Let’s do some validation of our code. First, for condition 1, let’s use A = [4 -1; 0 5]; and B = [3 0.5; 6 -4]; I’ve uploaded a version of the code that includes plotResults as an input argument if you want to give it a try, but here would be the output:

[doesInt, inter] = checkSegmentIntersection(A,B,true)doesInt = logical 1inter = 4.0000 -1.0000 3.0000 0.5000

For conditions 2 and 3, we would need collinear lines that do not intersect and parallel lines, respectively. Let’s use A = [4 -1; 0 5]; B = [6 -4; 8 -7] and [5 0; 1 6], respectively. Both conditions will return the following results for the intersection, with the following graphical representations.

[doesInt, inter] = checkSegmentIntersection(A,B,true)doesInt = logical 0inter = NaN

For condition 4, let’s generate line segments that intersect. Using A = [4 -1; 0 5]; and B = [5 2; 1 -2];

[doesInt, inter] = checkSegmentIntersection(A,B,true)doesInt = logical 1inter = 3.2000 0.2000

Finally, non-parallel lines that do not intersect. A = [4 -1; 0 5]; and B = [0 0 2 1];

[doesInt, inter] = checkSegmentIntersection(A,B,true)doesInt = logical 0inter = NaN

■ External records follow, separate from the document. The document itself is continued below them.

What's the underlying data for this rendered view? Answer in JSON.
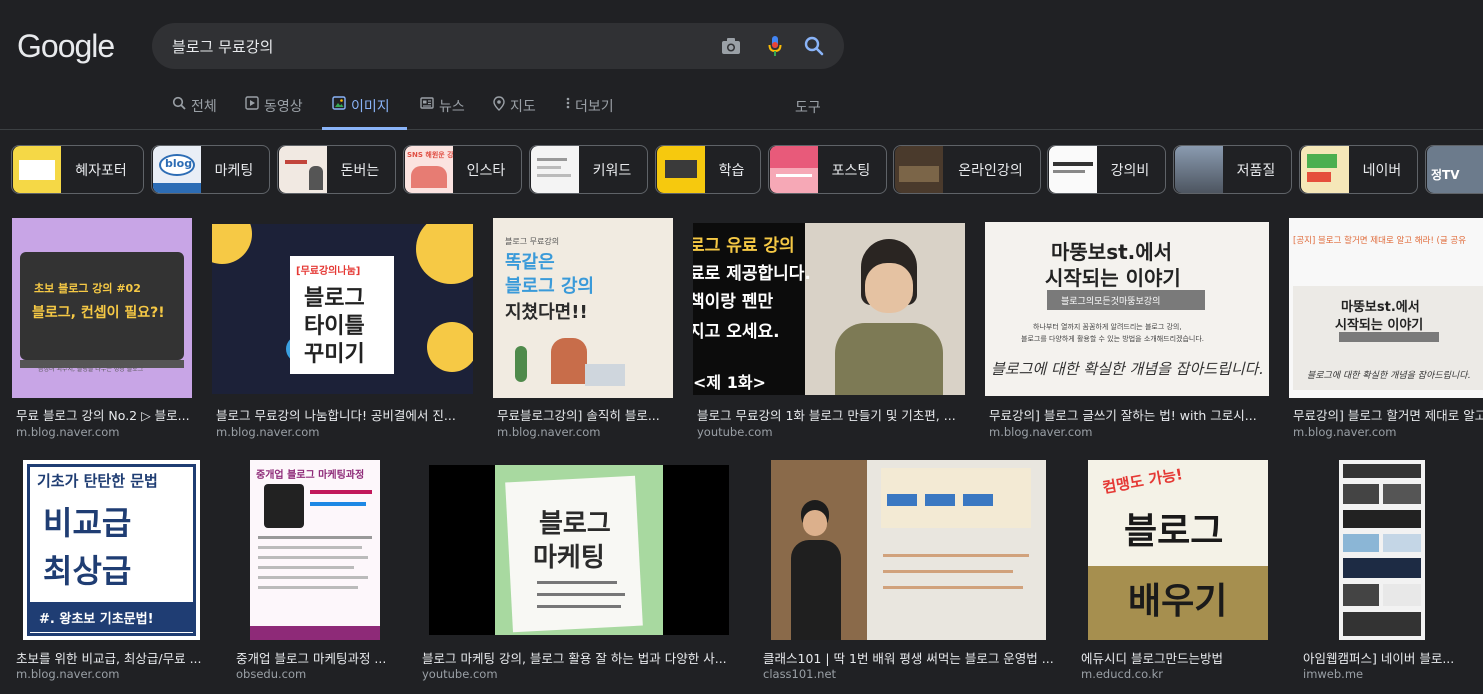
{
  "header": {
    "logo": "Google",
    "search": {
      "value": "블로그 무료강의"
    }
  },
  "tabs": [
    {
      "label": "전체"
    },
    {
      "label": "동영상"
    },
    {
      "label": "이미지"
    },
    {
      "label": "뉴스"
    },
    {
      "label": "지도"
    },
    {
      "label": "더보기"
    }
  ],
  "tools_label": "도구",
  "chips": [
    {
      "label": "혜자포터",
      "thumb_text": ""
    },
    {
      "label": "마케팅",
      "thumb_text": "blog"
    },
    {
      "label": "돈버는",
      "thumb_text": ""
    },
    {
      "label": "인스타",
      "thumb_text": "SNS 해원운 강의"
    },
    {
      "label": "키워드",
      "thumb_text": ""
    },
    {
      "label": "학습",
      "thumb_text": ""
    },
    {
      "label": "포스팅",
      "thumb_text": ""
    },
    {
      "label": "온라인강의",
      "thumb_text": ""
    },
    {
      "label": "강의비",
      "thumb_text": ""
    },
    {
      "label": "저품질",
      "thumb_text": ""
    },
    {
      "label": "네이버",
      "thumb_text": ""
    },
    {
      "label": "",
      "thumb_text": "정TV"
    }
  ],
  "results_row1": [
    {
      "caption": "무료 블로그 강의 No.2 ▷ 블로...",
      "source": "m.blog.naver.com",
      "img_text": {
        "line1": "초보 블로그 강의 #02",
        "line2": "블로그, 컨셉이 필요?!",
        "footer": "금정녀 괴수치, 블링을 나누는 성장 블로그"
      }
    },
    {
      "caption": "블로그 무료강의 나눔합니다! 공비결에서 진...",
      "source": "m.blog.naver.com",
      "img_text": {
        "tag": "[무료강의나눔]",
        "line1": "블로그",
        "line2": "타이틀",
        "line3": "꾸미기"
      }
    },
    {
      "caption": "무료블로그강의] 솔직히 블로...",
      "source": "m.blog.naver.com",
      "img_text": {
        "small": "블로그 무료강의",
        "line1": "똑같은",
        "line2": "블로그 강의",
        "line3": "지쳤다면!!"
      }
    },
    {
      "caption": "블로그 무료강의 1화 블로그 만들기 및 기초편, ...",
      "source": "youtube.com",
      "img_text": {
        "line1": "로그 유료 강의",
        "line2": "료로 제공합니다.",
        "line3": "책이랑 펜만",
        "line4": "지고 오세요.",
        "line5": "<제 1화>"
      }
    },
    {
      "caption": "무료강의] 블로그 글쓰기 잘하는 법! with 그로시...",
      "source": "m.blog.naver.com",
      "img_text": {
        "line1": "마뚱보st.에서",
        "line2": "시작되는 이야기",
        "bar": "블로그의모든것마뚱보강의",
        "desc1": "하나부터 열까지 꼼꼼하게 알려드리는 블로그 강의,",
        "desc2": "블로그를 다양하게 활용할 수 있는 방법을 소개해드리겠습니다.",
        "hand": "블로그에 대한 확실한 개념을 잡아드립니다."
      }
    },
    {
      "caption": "무료강의] 블로그 할거면 제대로 알고 해라! (글 공...",
      "source": "m.blog.naver.com",
      "img_text": {
        "top": "[공지] 블로그 할거면 제대로 알고 해라! (글 공유",
        "line1": "마뚱보st.에서",
        "line2": "시작되는 이야기",
        "hand": "블로그에 대한 확실한 개념을 잡아드립니다."
      }
    }
  ],
  "results_row2": [
    {
      "caption": "초보를 위한 비교급, 최상급/무료 ...",
      "source": "m.blog.naver.com",
      "img_text": {
        "line1": "기초가 탄탄한 문법",
        "line2": "비교급",
        "line3": "최상급",
        "footer": "#. 왕초보 기초문법!"
      }
    },
    {
      "caption": "중개업 블로그 마케팅과정 ...",
      "source": "obsedu.com",
      "img_text": {
        "line1": "중개업 블로그 마케팅과정"
      }
    },
    {
      "caption": "블로그 마케팅 강의, 블로그 활용 잘 하는 법과 다양한 사...",
      "source": "youtube.com",
      "img_text": {
        "line1": "블로그",
        "line2": "마케팅"
      }
    },
    {
      "caption": "클래스101 | 딱 1번 배워 평생 써먹는 블로그 운영법 ...",
      "source": "class101.net",
      "img_text": {}
    },
    {
      "caption": "에듀시디 블로그만드는방법",
      "source": "m.educd.co.kr",
      "img_text": {
        "tag": "컴맹도 가능!",
        "line1": "블로그",
        "line2": "배우기"
      }
    },
    {
      "caption": "아임웹캠퍼스] 네이버 블로...",
      "source": "imweb.me",
      "img_text": {}
    }
  ],
  "colors": {
    "accent": "#8ab4f8",
    "background": "#202124"
  }
}
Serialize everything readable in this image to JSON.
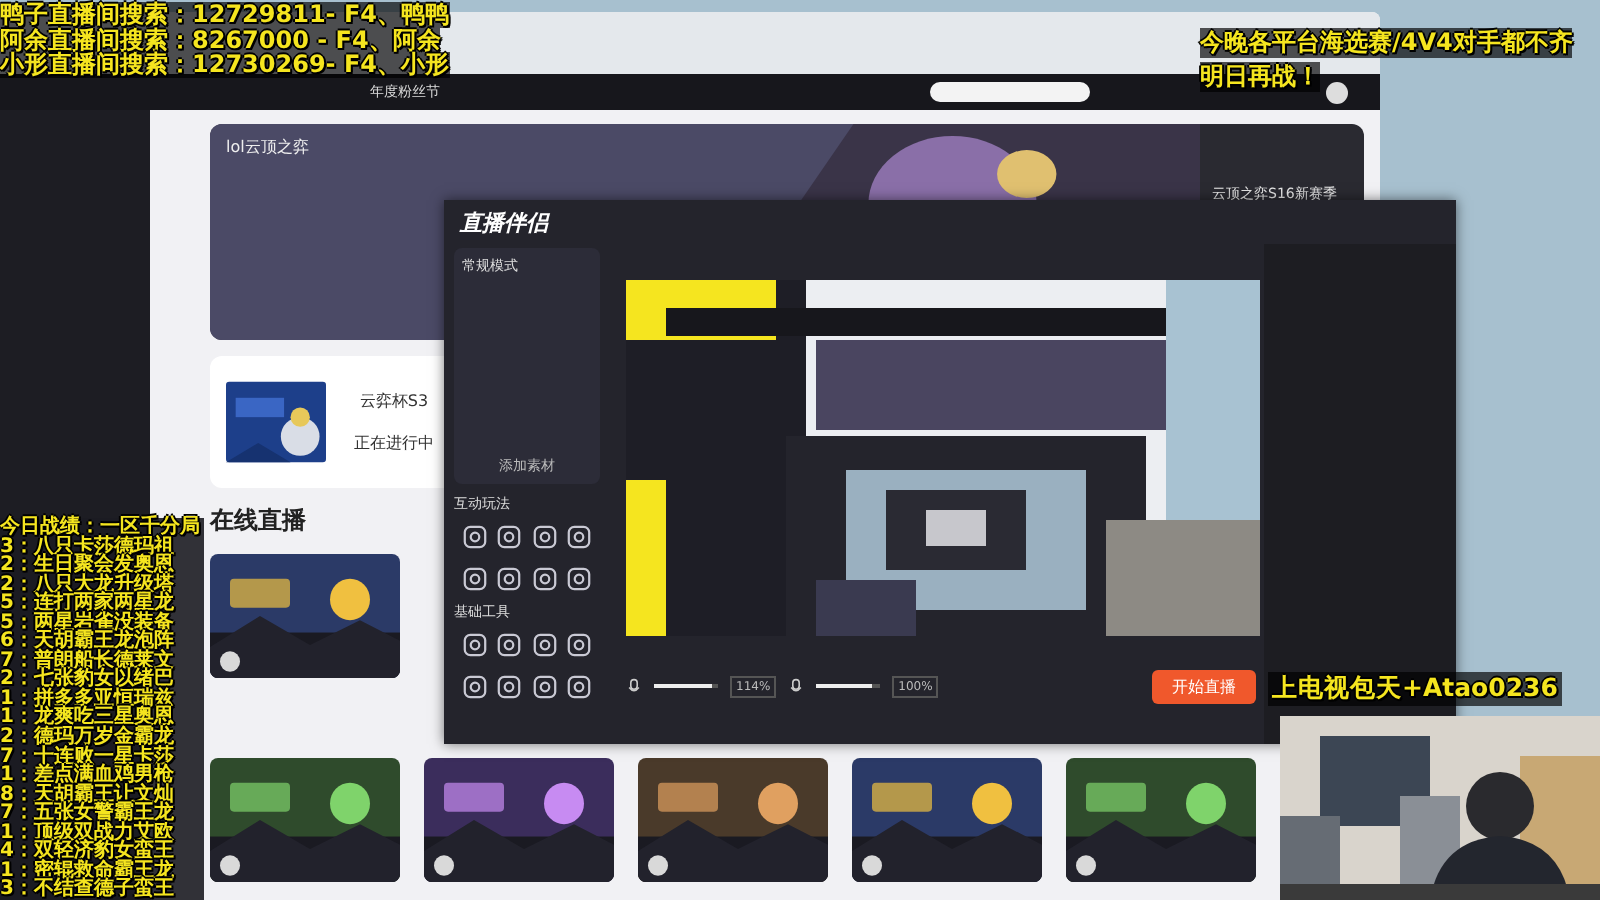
{
  "overlays": {
    "channels": [
      "鸭子直播间搜索：12729811- F4、鸭鸭",
      "阿余直播间搜索：8267000  - F4、阿余",
      "小形直播间搜索：12730269- F4、小形"
    ],
    "notice": [
      "今晚各平台海选赛/4V4对手都不齐",
      "明日再战！"
    ],
    "record": {
      "title": "今日战绩：一区千分局",
      "games": [
        "3：八只卡莎德玛祖",
        "2：生日聚会发奥恩",
        "2：八只大龙升级塔",
        "5：连打两家两星龙",
        "5：两星岩雀没装备",
        "6：天胡霸王龙泡阵",
        "7：普朗船长德莱文",
        "2：七张豹女以绪巴",
        "1：拼多多亚恒瑞兹",
        "1：龙爽吃三星奥恩",
        "2：德玛万岁金霸龙",
        "7：十连败一星卡莎",
        "1：差点满血鸡男枪",
        "8：天胡霸王让文灿",
        "7：五张女警霸王龙",
        "1：顶级双战力艾欧",
        "4：双轻济豹女蛮王",
        "1：密辊救命霸王龙",
        "3：不结查德子蛮王"
      ]
    },
    "caption": "上电视包天+Atao0236"
  },
  "browser": {
    "nav_item": "年度粉丝节",
    "category": "lol云顶之弈",
    "side_title": "云顶之弈S16新赛季",
    "event": {
      "title": "云弈杯S3",
      "status": "正在进行中"
    },
    "section_title": "在线直播"
  },
  "companion": {
    "title": "直播伴侣",
    "mode": "常规模式",
    "add_source": "添加素材",
    "sections": [
      "互动玩法",
      "基础工具"
    ],
    "mixers": [
      {
        "level": 0.9,
        "reading": "114%"
      },
      {
        "level": 0.88,
        "reading": "100%"
      }
    ],
    "start_button": "开始直播"
  }
}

Take a look at the uploaded checkSegmentIntersection.m file if you want to try some line segment examples as well. If you have any comments or questions, please feel free to let us know.